How can I fight the insurance company? Can I do so on my own?
Do I need a lawyer?
How much will it cost to get lawyer?
How long will it take to get my LTD benefits re-instated or have my case settle?
Why is the insurance company being so hard on me?
Are they like this to everyone?
All of these questions are certainly valid; understandably so. This is probably your first time applying for LTD Benefits. And it’s also probably your first time getting denied as well.
Our lawyers would be pleased to answer all of these questions, if not more, via free phone consultation toll free at 1-877-730-1777 or via email at email@example.com.
The topic we wish to address in today’s installment of the Toronto Injury Lawyer Blog is the questions whether or not to appeal your Long Term Disability Claim. Whether to appeal, or not to appeal is a tactical move that shouldn’t be taken lightly.
Many claimants get confused by the ability to appeal an LTD denial. The confusion lies on what did the LTD claim first get denied? Was it the date of the initial denial; or was it on the date that the 1st, 2nd or even 3rd appeal was denied? You can see how this can be confusing for a person who is new to LTD claims.

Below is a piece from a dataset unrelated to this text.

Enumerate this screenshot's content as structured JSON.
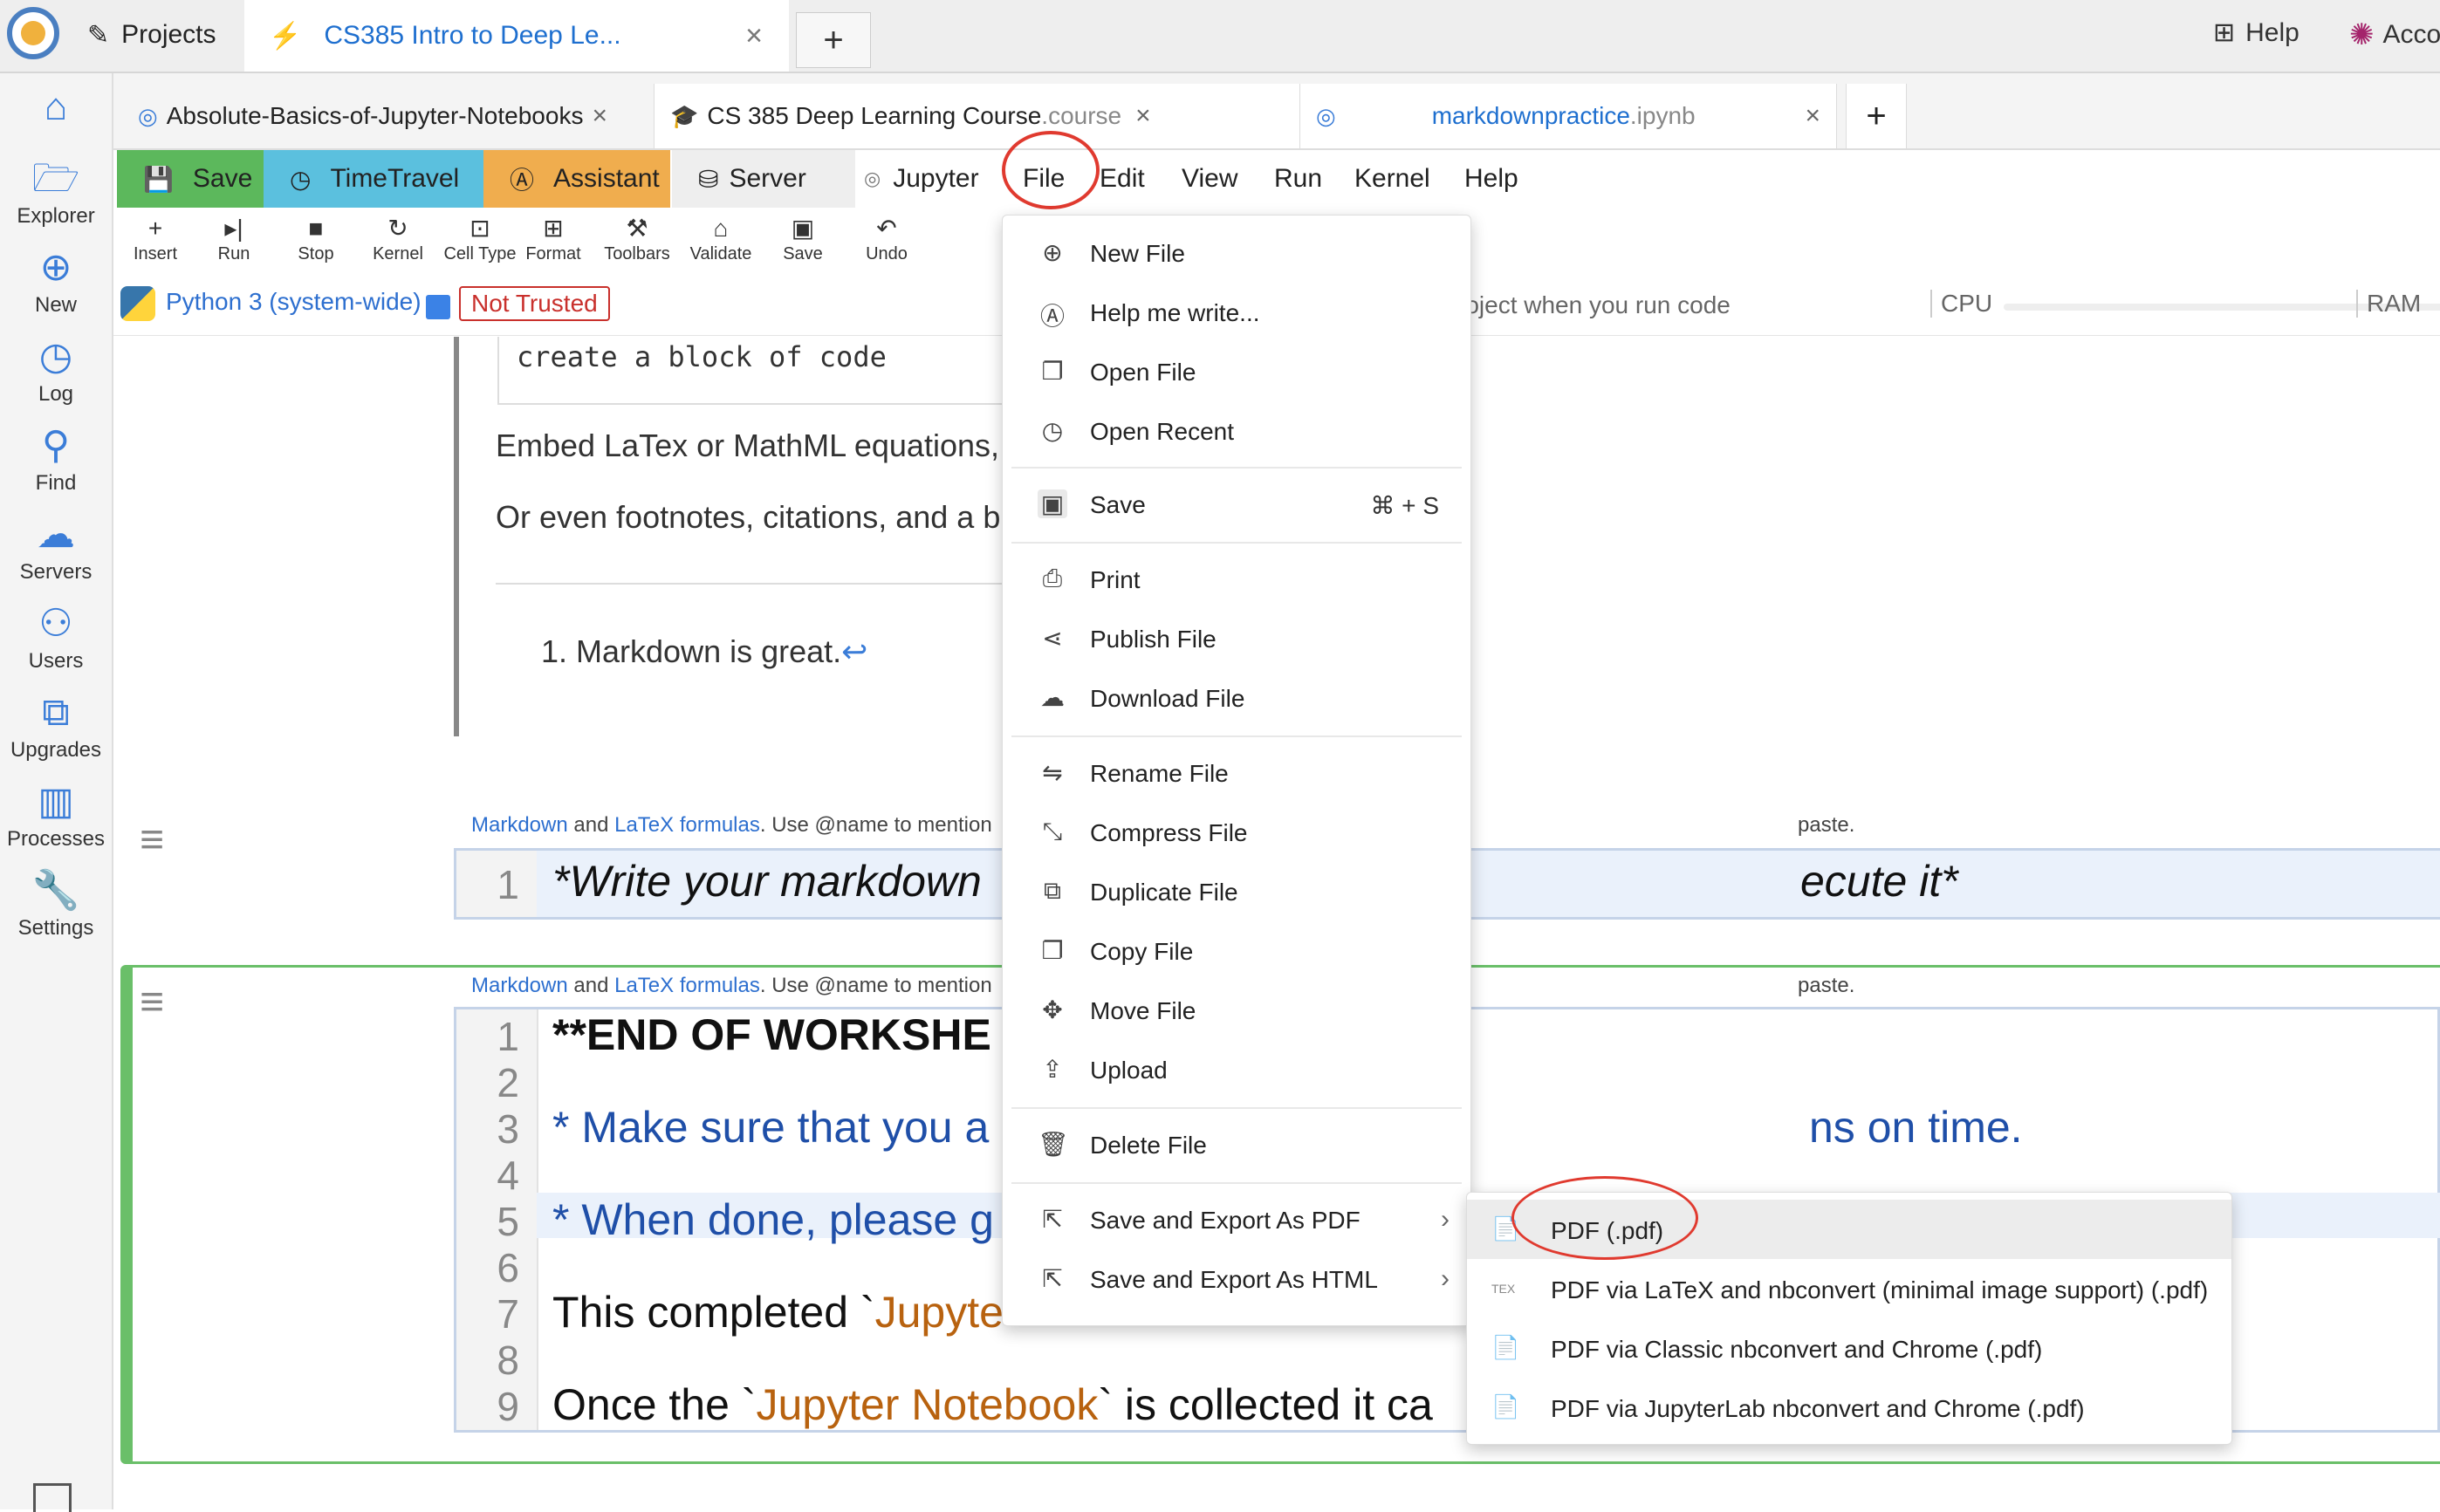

There is a variety of case law in Ontario on this issue. What the Court wants to see from the LTD insurer, is a “clear and unequivocal denial“. This usually comes in the form of a denial letter from the insurer. Once that “clear and unequivocal” denial is established, the two year limitation period begins to run. Failure to commence your claim within two years from the date of receiving that “clear and unequivocal” denial will result in your LTD claim getting dismissed for delay.
But makes for a “clear and unequivocal denial” is often up to debate.
On the opposite end of the spectrum, an LTD claimant will take the position that “clear and unequivocal denial” was not properly established, thereby allowing the limitation period to either roll, or start at a much later date than argued by the insurer.
Plaintiffs often get confused because insurers because it’s common for insurers to offer the option to APPEAL a denied LTD claim. This appeal takes place internally, at a different level of the insurance company.
The claimant hopes that even though they were denied at the outset, that upon appeal, the denial will be reversed and that benefits will be paid.
In our experience, this rarely happens. That’s not to say that it doesn’t happen at all. It’s just that in a majority of LTD claims we have seen, the cases are NOT overturned on appeal.
There is a danger in appealing the claim. For starters, you are simply delaying your case and opening the door for the insurer to use that first denial as their early limitation period. If you appeal your claim not once, not twice, but three times, chances are that many years may have gone by since that first denial. An insurer may take the position that the “clear and unequivocal denial” was made when the LTD claim was first denied. That would allow an insurer to take a position like they did in Kassburg v. Sun Life Assurance Company of Canada where the insurer, Sun Life took the position that the Plaintiff started their claim out of time. While the Plaintiff was successful in this case, the opportunity presented itself to the insurer SunLife to take their argument for a dismissal all the way up to the Ontario Court of Appeal. This sort of approach offers a glimpse of the great lengths an insurer will go to in order to deny your claim before it even gets started.
The optics of the appeal are also important at trial. Every time which you appeal a claim with an LTD insurer, that appeal goes to a new person at the insurance company who supposedly provides their own, objective, fresh and new perspective on the case. How “objective” their findings are is certainly up to a Judge. Having said that, at trial, an insurer will be able to parade all of the people they’ve had look at the file in order to support their denial.
It becomes a more compelling argument for an insurer if they’re able to parade a claims handler, Level #1 Appeal Officer, Level #2 Appeal Officer and a Level #3 Appeal Officer to corroborate the denial, rather than just once claims handler. All of the Appeal officers will all likely provide the same, or similar findings in support of the denial. The appeal just allows the insurer to create a pattern of denials by different people in order to give the perception at trial for a Judge that the denial is justified. The optics of having 5 different people all supporting the denial can be difficult to overcome should your case proceed to trial. It also allows the insurer to further entrench their position such that once they’ve made up their minds, they won’t budge significantly in order to achieve an out of Court settlement.
When an insurer entrenches their position to deny, they will stop at nothing in order to defeat your claim. It’s not uncommon for insurers to arrange for surveillance on you tracking your every move to catch you doing something you shouldn’t be doing; or tracking you for that one image which will anger a Judge and make that Judge question your likeability or credibility. Insurers will send you for medical examinations with their own hired gun analysts to bolster their denial as well. Cyber surveillance via monitoring your Facebook, Twitter, Pintrest, Instagram or any other social media feeds is now common place in long term disability litigation. It’s all become fair game for the Courts when deciding these types of cases.